> _Work order_
The word "root" marks the lines to keep; find each one in the data and copy it.

App and web page records

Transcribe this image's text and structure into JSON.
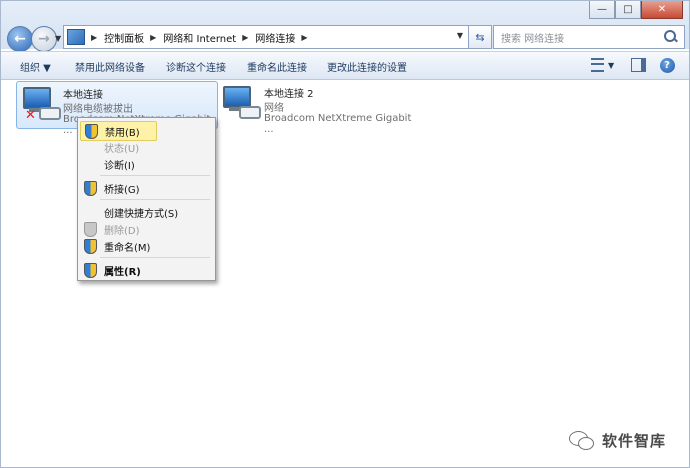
{
  "window": {
    "minimize_label": "—",
    "maximize_label": "□",
    "close_label": "✕"
  },
  "nav": {
    "back_label": "←",
    "forward_label": "→",
    "dropdown_label": "▼"
  },
  "address": {
    "breadcrumbs": [
      "控制面板",
      "网络和 Internet",
      "网络连接"
    ],
    "separator": "▶",
    "dropdown_label": "▼"
  },
  "refresh_label": "⇆",
  "search": {
    "placeholder": "搜索 网络连接"
  },
  "toolbar": {
    "organize": "组织 ▼",
    "disable_device": "禁用此网络设备",
    "diagnose": "诊断这个连接",
    "rename": "重命名此连接",
    "change_settings": "更改此连接的设置",
    "view_dropdown": "▼",
    "help_label": "?"
  },
  "connections": [
    {
      "name": "本地连接",
      "status": "网络电缆被拔出",
      "device": "Broadcom NetXtreme Gigabit ...",
      "status_icon": "red-x-icon"
    },
    {
      "name": "本地连接 2",
      "status": "网络",
      "device": "Broadcom NetXtreme Gigabit ...",
      "status_icon": "none"
    }
  ],
  "context_menu": {
    "items": [
      {
        "label": "禁用(B)",
        "enabled": true,
        "highlighted": true,
        "icon": "uac-shield-icon"
      },
      {
        "label": "状态(U)",
        "enabled": false
      },
      {
        "label": "诊断(I)",
        "enabled": true
      },
      {
        "label": "桥接(G)",
        "enabled": true,
        "icon": "uac-shield-icon"
      },
      {
        "label": "创建快捷方式(S)",
        "enabled": true
      },
      {
        "label": "删除(D)",
        "enabled": false,
        "icon": "uac-shield-icon"
      },
      {
        "label": "重命名(M)",
        "enabled": true,
        "icon": "uac-shield-icon"
      },
      {
        "label": "属性(R)",
        "enabled": true,
        "bold": true,
        "icon": "uac-shield-icon"
      }
    ]
  },
  "watermark": {
    "text": "软件智库",
    "icon": "wechat-icon"
  },
  "colors": {
    "toolbar_text": "#1e3a5f",
    "selection": "#d8e8fb",
    "menu_highlight": "#fdf2a7",
    "error_x": "#e21b1b"
  }
}
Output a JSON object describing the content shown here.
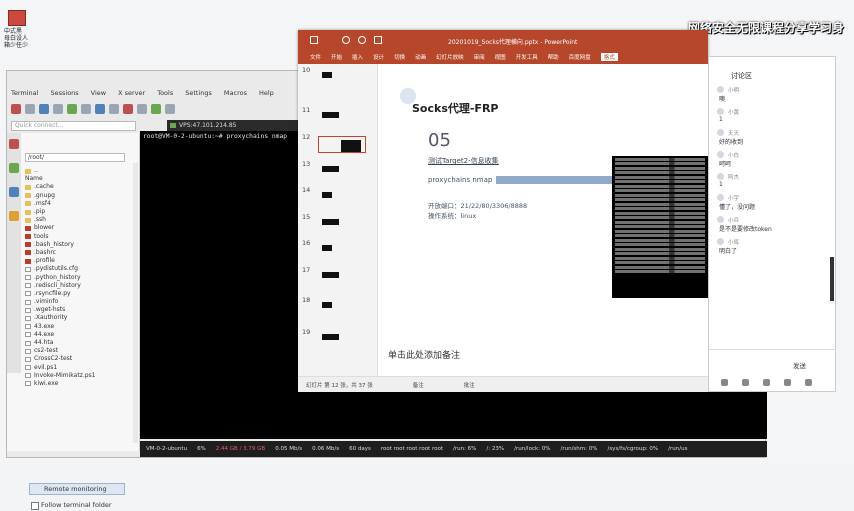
{
  "desktop": {
    "icon_label": "中式黑\n母白设人\n箱少任少",
    "overlay_title": "网络安全无限课程分享学习身"
  },
  "moba": {
    "menu": [
      "Terminal",
      "Sessions",
      "View",
      "X server",
      "Tools",
      "Settings",
      "Macros",
      "Help"
    ],
    "quick_connect_placeholder": "Quick connect...",
    "path": "/root/",
    "files": [
      {
        "name": "..",
        "type": "folder"
      },
      {
        "name": "Name",
        "type": "header"
      },
      {
        "name": ".cache",
        "type": "folder"
      },
      {
        "name": ".gnupg",
        "type": "folder"
      },
      {
        "name": ".msf4",
        "type": "folder"
      },
      {
        "name": ".pip",
        "type": "folder"
      },
      {
        "name": ".ssh",
        "type": "folder"
      },
      {
        "name": "blower",
        "type": "red"
      },
      {
        "name": "tools",
        "type": "red"
      },
      {
        "name": ".bash_history",
        "type": "red"
      },
      {
        "name": ".bashrc",
        "type": "red"
      },
      {
        "name": ".profile",
        "type": "red"
      },
      {
        "name": ".pydistutils.cfg",
        "type": "doc"
      },
      {
        "name": ".python_history",
        "type": "doc"
      },
      {
        "name": ".rediscli_history",
        "type": "doc"
      },
      {
        "name": ".rsyncfile.py",
        "type": "doc"
      },
      {
        "name": ".viminfo",
        "type": "doc"
      },
      {
        "name": ".wget-hsts",
        "type": "doc"
      },
      {
        "name": ".Xauthority",
        "type": "doc"
      },
      {
        "name": "43.exe",
        "type": "doc"
      },
      {
        "name": "44.exe",
        "type": "doc"
      },
      {
        "name": "44.hta",
        "type": "doc"
      },
      {
        "name": "cs2-test",
        "type": "doc"
      },
      {
        "name": "CrossC2-test",
        "type": "doc"
      },
      {
        "name": "evil.ps1",
        "type": "doc"
      },
      {
        "name": "Invoke-Mimikatz.ps1",
        "type": "doc"
      },
      {
        "name": "kiwi.exe",
        "type": "doc"
      }
    ],
    "remote_monitoring": "Remote monitoring",
    "follow_folder": "Follow terminal folder",
    "tab_label": "VPS:47.101.214.85",
    "prompt": "root@VM-0-2-ubuntu:~# proxychains nmap",
    "status": [
      "VM-0-2-ubuntu",
      "6%",
      "2.44 GB / 3.79 GB",
      "0.05 Mb/s",
      "0.06 Mb/s",
      "60 days",
      "root  root  root  root  root",
      "/run: 6%",
      "/: 23%",
      "/run/lock: 0%",
      "/run/shm: 0%",
      "/sys/fs/cgroup: 0%",
      "/run/us"
    ]
  },
  "ppt": {
    "doc_title": "20201019_Socks代理横向.pptx  -  PowerPoint",
    "ribbon": [
      "文件",
      "开始",
      "插入",
      "设计",
      "切换",
      "动画",
      "幻灯片放映",
      "审阅",
      "视图",
      "开发工具",
      "帮助",
      "百度网盘",
      "格式"
    ],
    "ribbon_selected": "格式",
    "thumbs": [
      "10",
      "11",
      "12",
      "13",
      "14",
      "15",
      "16",
      "17",
      "18",
      "19"
    ],
    "selected_thumb": "12",
    "slide": {
      "title": "Socks代理-FRP",
      "number": "05",
      "sub1": "测试Target2-信息收集",
      "sub2": "proxychains nmap",
      "sub3": "开放端口：21/22/80/3306/8888",
      "sub4": "操作系统：linux"
    },
    "notes_placeholder": "单击此处添加备注",
    "status_left": "幻灯片 第 12 张，共 37 张",
    "status_notes": "备注",
    "status_comments": "批注"
  },
  "chat": {
    "header": "讨论区",
    "messages": [
      {
        "who": "小明",
        "text": "噢"
      },
      {
        "who": "小黄",
        "text": "1"
      },
      {
        "who": "天天",
        "text": "好的收到"
      },
      {
        "who": "小白",
        "text": "呵呵"
      },
      {
        "who": "阿杰",
        "text": "1"
      },
      {
        "who": "小宇",
        "text": "懂了，没问题"
      },
      {
        "who": "小兵",
        "text": "是不是要修改token"
      },
      {
        "who": "小辉",
        "text": "明白了"
      }
    ],
    "send": "发送"
  }
}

> _Task answer_
    "path": "/root/",
    "prompt": "root@VM-0-2-ubuntu:~# proxychains nmap",
      "root  root  root  root  root",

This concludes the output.